Drew Gordon (New Mexico): With two Mountain West games remaining, New Mexico can seal a piece of the conference crown if it wins its upcoming matchups. But the Lobos might not stop there. They’re capable of making noise in March. Gordon, who transferred to the program from UCLA, is a savvy veteran with the tools to lift the Lobos in the NCAA tournament. He’s averaging 12.5 ppg and 10.9 rpg. He recorded 44 points and 37 rebounds combined in New Mexico’s recent upsets of UNLV and San Diego State.
Jorge Gutierrez (Cal): He’s a feisty defender (1.35 steals per game in Pac-12 play). He’s a talented offensive player, too (13.0 ppg). And he’s the leader of one of the most talented backcourts in the country. This senior has helped second-place Cal, a team that’s shot 49 percent from the field in conference play, compete for the Pac-12 title. Cal has finished strong (six wins in its last seven games). And with Gutierrez leading the way, the Bears can continue to build momentum as they prepare for a likely bid to the NCAA tournament.
Jeffery Taylor (Vanderbilt): This senior has been a gem for a Vanderbilt team that’s given Kentucky two tough games in recent weeks. He’s averaging 17.3 ppg and shooting 46 percent from the 3-point line. The Commodores have been overlooked because of a shaky start and Kentucky’s success. But they’re talented enough to compete with elite teams in March. And Taylor’s hot hand has a lot to do with that potential.
Garrett Stutz (Wichita State): He’s a 7-footer with range (14.1 ppg, 8.0 rpg, 33 percent from beyond the arc). The 14th-ranked Shockers have the talent to ruin a lot of brackets next month.

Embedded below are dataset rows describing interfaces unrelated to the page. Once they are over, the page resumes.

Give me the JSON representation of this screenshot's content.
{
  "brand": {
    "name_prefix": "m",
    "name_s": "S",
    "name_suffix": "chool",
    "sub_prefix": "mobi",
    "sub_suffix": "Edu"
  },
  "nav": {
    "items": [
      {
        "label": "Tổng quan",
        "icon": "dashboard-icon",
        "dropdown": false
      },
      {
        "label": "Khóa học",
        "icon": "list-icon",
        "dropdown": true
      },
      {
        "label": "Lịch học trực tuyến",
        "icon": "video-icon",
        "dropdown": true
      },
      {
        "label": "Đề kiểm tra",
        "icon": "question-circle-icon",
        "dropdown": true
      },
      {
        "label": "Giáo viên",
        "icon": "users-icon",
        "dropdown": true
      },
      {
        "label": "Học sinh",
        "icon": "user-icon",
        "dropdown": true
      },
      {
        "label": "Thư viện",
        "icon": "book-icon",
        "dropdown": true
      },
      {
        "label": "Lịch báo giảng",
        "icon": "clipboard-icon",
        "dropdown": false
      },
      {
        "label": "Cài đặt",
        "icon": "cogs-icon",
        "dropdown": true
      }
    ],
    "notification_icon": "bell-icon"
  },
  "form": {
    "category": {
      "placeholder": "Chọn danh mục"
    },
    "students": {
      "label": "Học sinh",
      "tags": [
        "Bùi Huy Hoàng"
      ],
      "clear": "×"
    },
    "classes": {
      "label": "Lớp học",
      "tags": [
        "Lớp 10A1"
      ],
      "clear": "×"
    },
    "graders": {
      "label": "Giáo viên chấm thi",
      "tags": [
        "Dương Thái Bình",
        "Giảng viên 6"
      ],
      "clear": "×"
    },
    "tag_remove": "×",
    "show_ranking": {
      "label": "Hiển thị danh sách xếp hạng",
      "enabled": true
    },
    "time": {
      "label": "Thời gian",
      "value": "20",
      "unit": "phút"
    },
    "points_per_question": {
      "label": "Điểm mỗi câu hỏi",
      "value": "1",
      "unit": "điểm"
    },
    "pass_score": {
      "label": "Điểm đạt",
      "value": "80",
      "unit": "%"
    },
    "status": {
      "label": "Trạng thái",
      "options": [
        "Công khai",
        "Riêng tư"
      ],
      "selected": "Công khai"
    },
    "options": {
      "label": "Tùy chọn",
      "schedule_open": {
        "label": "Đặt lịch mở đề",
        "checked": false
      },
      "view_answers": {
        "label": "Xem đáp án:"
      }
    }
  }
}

Stutz will have to be consistent for Wichita State to fulfill that potential. But the senior could be a matchup nightmare for the field.
Marcus Denmon (Missouri): Twenty-eight points. Six-for-10 from beyond the arc. Ten-for-15 from the field. One turnover. Denmon’s stat line from Saturday’s classic battle against Kansas was another freakish performance for the Tigers senior who’s capable of leading Frank Haith’s team to the Final Four. He’s scored 14 or more in six of his last seven games. He’s just a stud.
Jordan Taylor (Wisconsin): Wisconsin scored a big upset at Ohio State Sunday, after Taylor finished with 19 points, five rebounds and four assists. The senior hit some big shots down the stretch. He got off to a rocky start this season, and his numbers have not equaled his All-American stats from last year. But Taylor is a veteran who can take the Badgers on a ride in March. As much as he’s been knocked for some of his so-so performances (see nine points in loss to Iowa last week), Taylor is as courageous as any player in the country. He never shies away from the big moment. And that quality could give the Badgers a serious boost in March.
(Sorry, Kansas fans. Tyshawn Taylor (17.1 ppg, 4.9 apg) certainly deserves a slot on this list, too. He was clutch in the Jayhawks' win over Missouri on Saturday and has been especially good in the second half of the season. He's made a strong case for Big 12 player of the year honors with teammate Thomas Robinson and really should've been a Cousy finalist. Definitely a senior game-changer. Apologies for the inadvertent omission! --MM)